Confinement of superfluid He3 on length scales comparable to the radial size of the p-wave Cooper pairs can greatly alter the phase diagram by stabilizing broken symmetry phases not observed in bulk He3. We consider superfluid He3 confined within long cylindrical channels of radius 100nm, and report new theoretical predictions for the equilibrium superfluid phases under strong confinement. The results are based on the strong-coupling formulation of Ginzburg-Landau (GL) theory with precise numerical minimization of the free energy functional to identify the equilibrium phases and their regions of stability. We introduce an extension of the standard GL strong-coupling theory that accurately accounts for the phase diagram at high pressures, including the tricritical point and TAB(p) line defining the region of stability for the bulk A phase. We also introduce tuneable boundary conditions that allow us to explore boundary scattering ranging from maximal to minimal pairbreaking, and report results for the phase diagram as a function of pressure, temperature, and boundary conditions. Four stable phases are found: a polar phase stable in the vicinity of Tc, a strongly anisotropic, cylindrical analog of the bulk B phase stable at sufficiently low temperatures, and two chiral A-like phases with distinctly different orbital symmetry, one of which spontaneously breaks rotation symmetry about the axis of the cylindrical channel. The relative stability of these phases depends sensitively on pressure and the degree of pairbreaking by boundary scattering. The broken symmetries exhibited by these phases give rise to distinct signatures in transverse nuclear magnetic resonance (NMR) spectroscopy. We present theoretical results for the transverse NMR frequency shifts as functions of temperature, the rf pulse tipping angle, and the static NMR field orientation.
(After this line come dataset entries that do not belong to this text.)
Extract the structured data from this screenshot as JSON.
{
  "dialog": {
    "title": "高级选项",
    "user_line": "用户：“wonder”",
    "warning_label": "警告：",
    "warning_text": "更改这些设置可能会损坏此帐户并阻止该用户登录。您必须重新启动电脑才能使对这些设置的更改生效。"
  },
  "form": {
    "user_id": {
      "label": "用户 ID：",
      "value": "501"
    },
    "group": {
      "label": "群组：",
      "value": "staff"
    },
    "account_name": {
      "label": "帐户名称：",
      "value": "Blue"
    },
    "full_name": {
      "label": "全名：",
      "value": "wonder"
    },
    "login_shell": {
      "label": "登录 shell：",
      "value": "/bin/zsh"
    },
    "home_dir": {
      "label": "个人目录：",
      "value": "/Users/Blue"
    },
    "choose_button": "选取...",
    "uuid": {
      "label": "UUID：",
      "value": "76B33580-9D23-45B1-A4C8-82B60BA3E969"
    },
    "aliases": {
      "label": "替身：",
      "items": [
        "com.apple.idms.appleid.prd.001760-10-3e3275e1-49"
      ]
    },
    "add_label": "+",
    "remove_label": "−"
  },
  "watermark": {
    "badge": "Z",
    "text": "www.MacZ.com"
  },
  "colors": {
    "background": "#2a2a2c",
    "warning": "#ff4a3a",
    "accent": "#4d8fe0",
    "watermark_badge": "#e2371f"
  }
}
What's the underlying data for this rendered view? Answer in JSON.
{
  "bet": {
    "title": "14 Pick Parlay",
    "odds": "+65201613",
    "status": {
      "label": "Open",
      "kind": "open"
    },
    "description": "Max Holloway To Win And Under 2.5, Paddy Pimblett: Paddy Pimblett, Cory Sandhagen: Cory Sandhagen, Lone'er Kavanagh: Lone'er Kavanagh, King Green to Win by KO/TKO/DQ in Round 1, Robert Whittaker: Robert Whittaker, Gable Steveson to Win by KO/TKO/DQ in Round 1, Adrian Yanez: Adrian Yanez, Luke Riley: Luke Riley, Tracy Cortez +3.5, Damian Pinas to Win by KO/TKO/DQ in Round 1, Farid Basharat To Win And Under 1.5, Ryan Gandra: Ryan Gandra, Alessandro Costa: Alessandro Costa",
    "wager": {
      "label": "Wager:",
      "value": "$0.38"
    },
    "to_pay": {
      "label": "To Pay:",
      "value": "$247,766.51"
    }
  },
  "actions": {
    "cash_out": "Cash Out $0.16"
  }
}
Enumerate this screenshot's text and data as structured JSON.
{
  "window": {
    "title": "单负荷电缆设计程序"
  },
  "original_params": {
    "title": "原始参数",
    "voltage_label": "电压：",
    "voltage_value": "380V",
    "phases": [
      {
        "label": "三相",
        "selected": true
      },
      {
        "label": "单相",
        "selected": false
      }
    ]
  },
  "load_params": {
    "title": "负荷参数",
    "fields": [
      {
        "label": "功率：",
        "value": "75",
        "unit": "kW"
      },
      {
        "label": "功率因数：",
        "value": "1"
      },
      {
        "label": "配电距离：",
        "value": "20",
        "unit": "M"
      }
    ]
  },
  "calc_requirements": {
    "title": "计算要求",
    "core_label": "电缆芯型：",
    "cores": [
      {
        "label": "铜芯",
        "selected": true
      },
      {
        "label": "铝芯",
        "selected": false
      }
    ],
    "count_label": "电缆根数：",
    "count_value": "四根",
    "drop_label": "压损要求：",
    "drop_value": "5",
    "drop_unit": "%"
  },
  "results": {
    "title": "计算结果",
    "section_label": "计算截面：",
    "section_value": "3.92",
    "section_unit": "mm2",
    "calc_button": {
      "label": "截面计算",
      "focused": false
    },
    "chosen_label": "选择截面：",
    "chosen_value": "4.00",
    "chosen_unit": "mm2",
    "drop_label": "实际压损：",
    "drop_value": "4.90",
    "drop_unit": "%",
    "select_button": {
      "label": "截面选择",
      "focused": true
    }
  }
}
|Physical Review B - Condensed Matter and Materials Physics
|Published - Oct 30 2015
ASJC Scopus subject areas
- Electronic, Optical and Magnetic Materials
- Condensed Matter Physics